Look through the listing and locate every line containing the word "name"; copy those lines.
□ □ □ □ □ □ □
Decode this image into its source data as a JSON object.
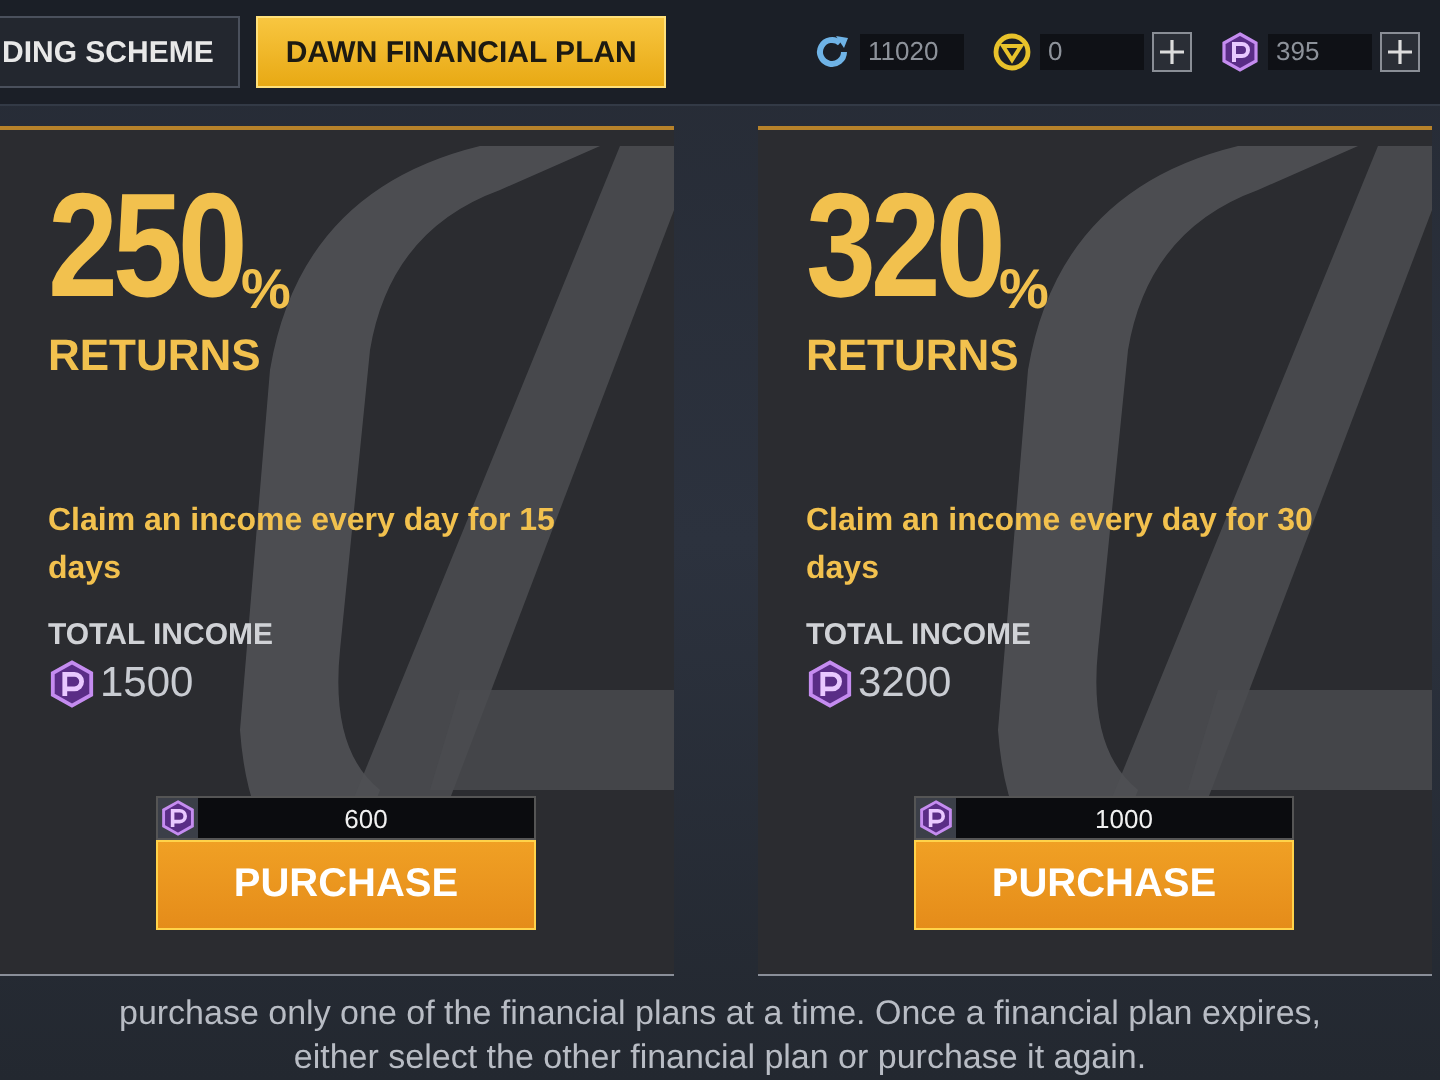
{
  "tabs": [
    {
      "label": "DING SCHEME",
      "selected": false
    },
    {
      "label": "DAWN FINANCIAL PLAN",
      "selected": true
    }
  ],
  "currencies": [
    {
      "kind": "refresh",
      "amount": "11020",
      "addable": false
    },
    {
      "kind": "coin",
      "amount": "0",
      "addable": true
    },
    {
      "kind": "gem",
      "amount": "395",
      "addable": true
    }
  ],
  "plans": [
    {
      "percent": "250",
      "percent_sign": "%",
      "returns_label": "RETURNS",
      "description": "Claim an income every day for 15 days",
      "total_label": "TOTAL INCOME",
      "total": "1500",
      "price": "600",
      "button": "PURCHASE"
    },
    {
      "percent": "320",
      "percent_sign": "%",
      "returns_label": "RETURNS",
      "description": "Claim an income every day for 30 days",
      "total_label": "TOTAL INCOME",
      "total": "3200",
      "price": "1000",
      "button": "PURCHASE"
    }
  ],
  "footer": [
    "purchase only one of the financial plans at a time. Once a financial plan expires,",
    "either select the other financial plan or purchase it again."
  ]
}
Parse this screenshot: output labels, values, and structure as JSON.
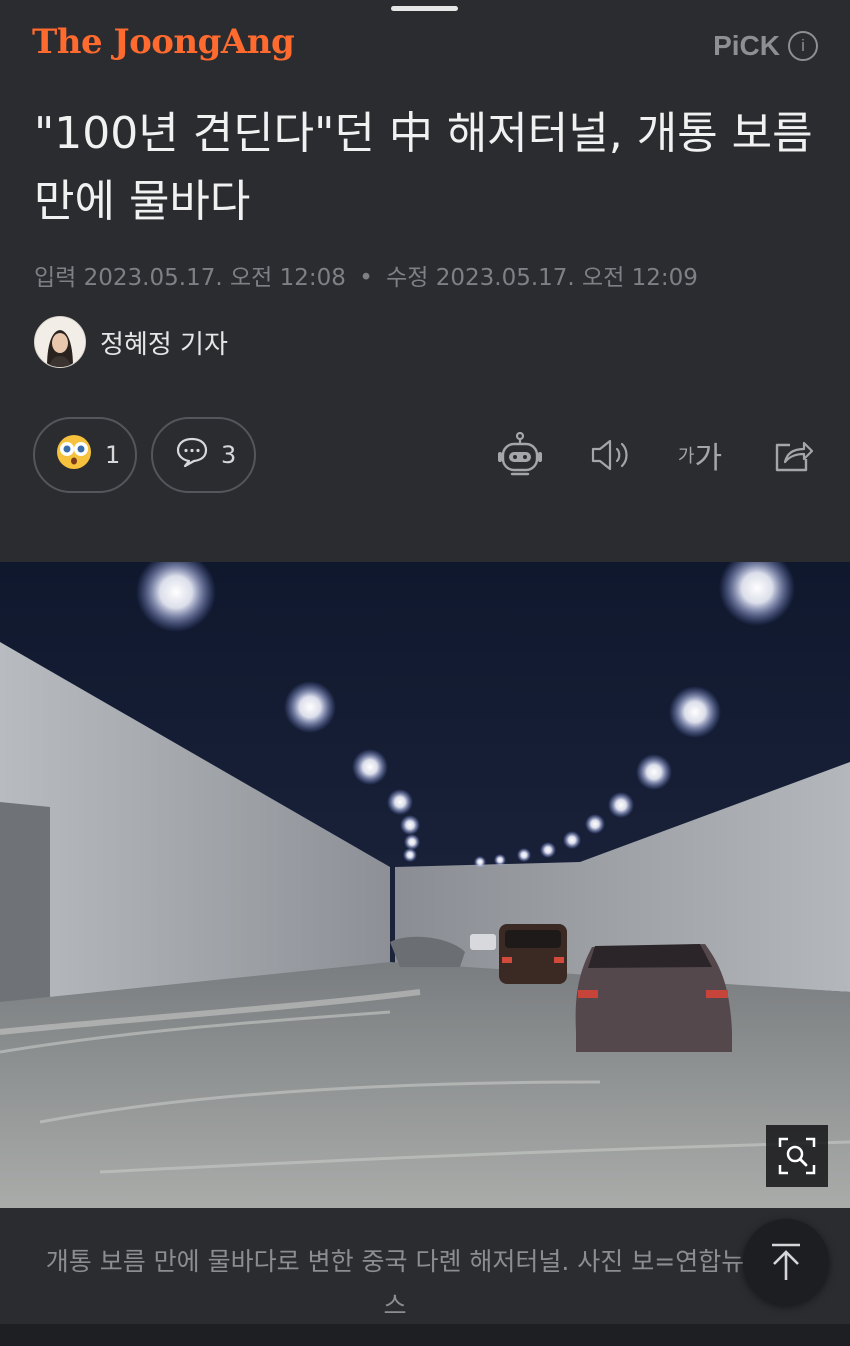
{
  "header": {
    "brand": "The JoongAng",
    "pick_label": "PiCK",
    "info_glyph": "i"
  },
  "article": {
    "title": "\"100년 견딘다\"던 中 해저터널, 개통 보름 만에 물바다",
    "dates": {
      "input_label": "입력",
      "input_value": "2023.05.17. 오전 12:08",
      "separator": "•",
      "modified_label": "수정",
      "modified_value": "2023.05.17. 오전 12:09"
    },
    "author": "정혜정 기자",
    "reactions": {
      "count": "1",
      "icon": "surprised-face-icon"
    },
    "comments": {
      "count": "3",
      "icon": "speech-bubble-icon"
    },
    "tools": {
      "summary_icon": "robot-icon",
      "tts_icon": "speaker-icon",
      "text_size_small": "가",
      "text_size_large": "가",
      "share_icon": "share-icon"
    },
    "photo": {
      "caption": "개통 보름 만에 물바다로 변한 중국 다롄 해저터널. 사진 보=연합뉴스",
      "zoom_icon": "zoom-search-icon"
    }
  },
  "scroll_top_icon": "arrow-up-icon",
  "colors": {
    "background": "#2b2c30",
    "brand": "#ff6a2f",
    "muted": "#7f8085"
  }
}
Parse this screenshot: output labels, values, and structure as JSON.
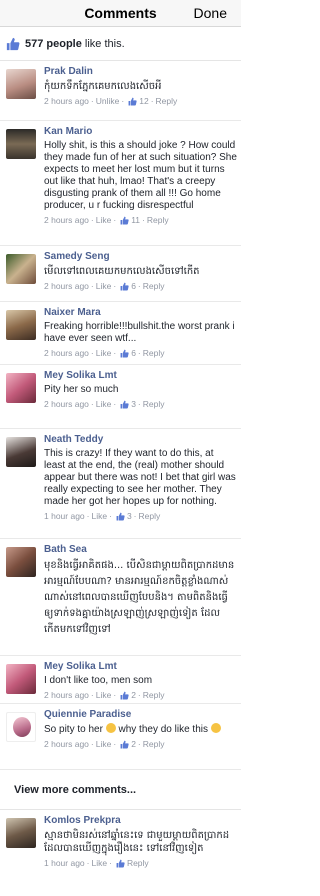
{
  "nav": {
    "title": "Comments",
    "done": "Done"
  },
  "likes": {
    "count": "577 people",
    "suffix": " like this."
  },
  "comments": [
    {
      "name": "Prak Dalin",
      "text": "កុំយកទឹកភ្នែកគេមកលេងសើចអី",
      "time": "2 hours ago",
      "action": "Unlike",
      "likes": "12",
      "reply": "Reply",
      "khmer": true
    },
    {
      "name": "Kan Mario",
      "text": "Holly shit, is this a should joke ? How could they made fun of her at such situation? She expects to meet her lost mum but it turns out like that huh, lmao! That's a  creepy disgusting prank of them all !!! Go home producer, u r fucking disrespectful",
      "time": "2 hours ago",
      "action": "Like",
      "likes": "11",
      "reply": "Reply"
    },
    {
      "name": "Samedy Seng",
      "text": "មើលទៅពេលគេយកមកលេងសើចទៅកើត",
      "time": "2 hours ago",
      "action": "Like",
      "likes": "6",
      "reply": "Reply",
      "khmer": true
    },
    {
      "name": "Naixer Mara",
      "text": "Freaking horrible!!!bullshit.the worst prank i have ever seen wtf...",
      "time": "2 hours ago",
      "action": "Like",
      "likes": "6",
      "reply": "Reply"
    },
    {
      "name": "Mey Solika Lmt",
      "text": "Pity her so much",
      "time": "2 hours ago",
      "action": "Like",
      "likes": "3",
      "reply": "Reply"
    },
    {
      "name": "Neath Teddy",
      "text": "This is crazy! If they want to do this, at least at the end, the (real) mother should appear but there was not! I bet that girl was really expecting to see her mother. They made her got her hopes up for nothing.",
      "time": "1 hour ago",
      "action": "Like",
      "likes": "3",
      "reply": "Reply"
    },
    {
      "name": "Bath Sea",
      "text": "មុខនិងធ្វើអាគិតផង... បើសិនជាម្តាយពិតប្រាកដមានអារម្មណ៍បែបណា? មានអារម្មណ៍ខកចិត្តខ្លាំងណាស់ណាស់នៅពេលបានឃើញបែបនិង។ តាមពិតនិងធ្វើឲ្យទាក់ទងគ្នាយ៉ាងស្រឡាញ់ស្រឡាញ់ទៀត ដែលកើតមកទៅវិញទៅ",
      "time": "",
      "action": "",
      "likes": "",
      "reply": "",
      "khmer": true
    },
    {
      "name": "Mey Solika Lmt",
      "text": "I don't like too, men som",
      "time": "2 hours ago",
      "action": "Like",
      "likes": "2",
      "reply": "Reply"
    },
    {
      "name": "Quiennie Paradise",
      "text": "So pity to her",
      "text2": "why they do like this",
      "time": "2 hours ago",
      "action": "Like",
      "likes": "2",
      "reply": "Reply"
    },
    {
      "name": "Komlos Prekpra",
      "text": "ស្មានថាមិនរស់នៅឆ្នាំនេះទេ ជាមួយម្តាយពិតប្រាកដ ដែលបានឃើញក្នុងរឿងនេះ ទៅនៅវិញទៀត",
      "time": "1 hour ago",
      "action": "Like",
      "likes": "",
      "reply": "Reply",
      "khmer": true
    }
  ],
  "view_more": "View more comments...",
  "colors": {
    "name": "#4b5f8f",
    "meta": "#9197a3",
    "like_blue": "#5b7bd5"
  }
}
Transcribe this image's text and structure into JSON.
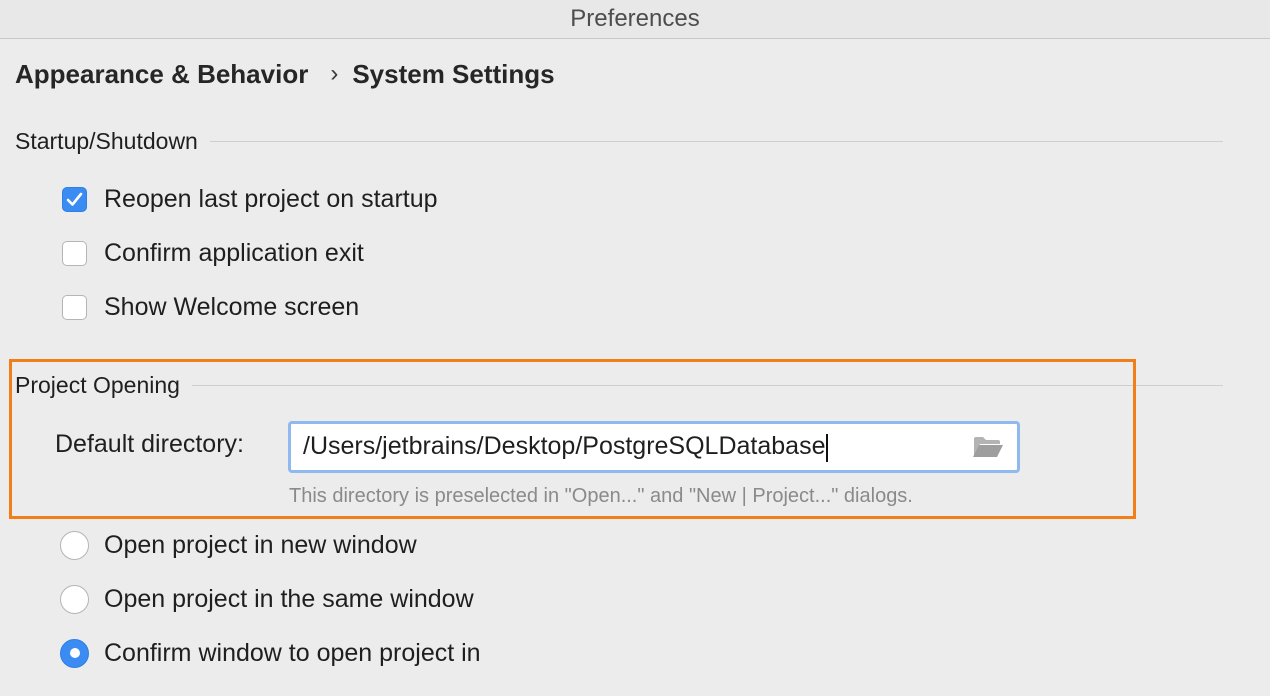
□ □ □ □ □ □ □
# [SOLUTION TO THE PROBLEM]
      "name": "Prak Dalin",
      "name": "Kan Mario",
      "name": "Samedy Seng",
      "name": "Naixer Mara",
      "name": "Mey Solika Lmt",
      "name": "Neath Teddy",
      "name": "Bath Sea",
      "name": "Mey Solika Lmt",
      "name": "Quiennie Paradise",
      "name": "Komlos Prekpra",
    "name": "#4b5f8f",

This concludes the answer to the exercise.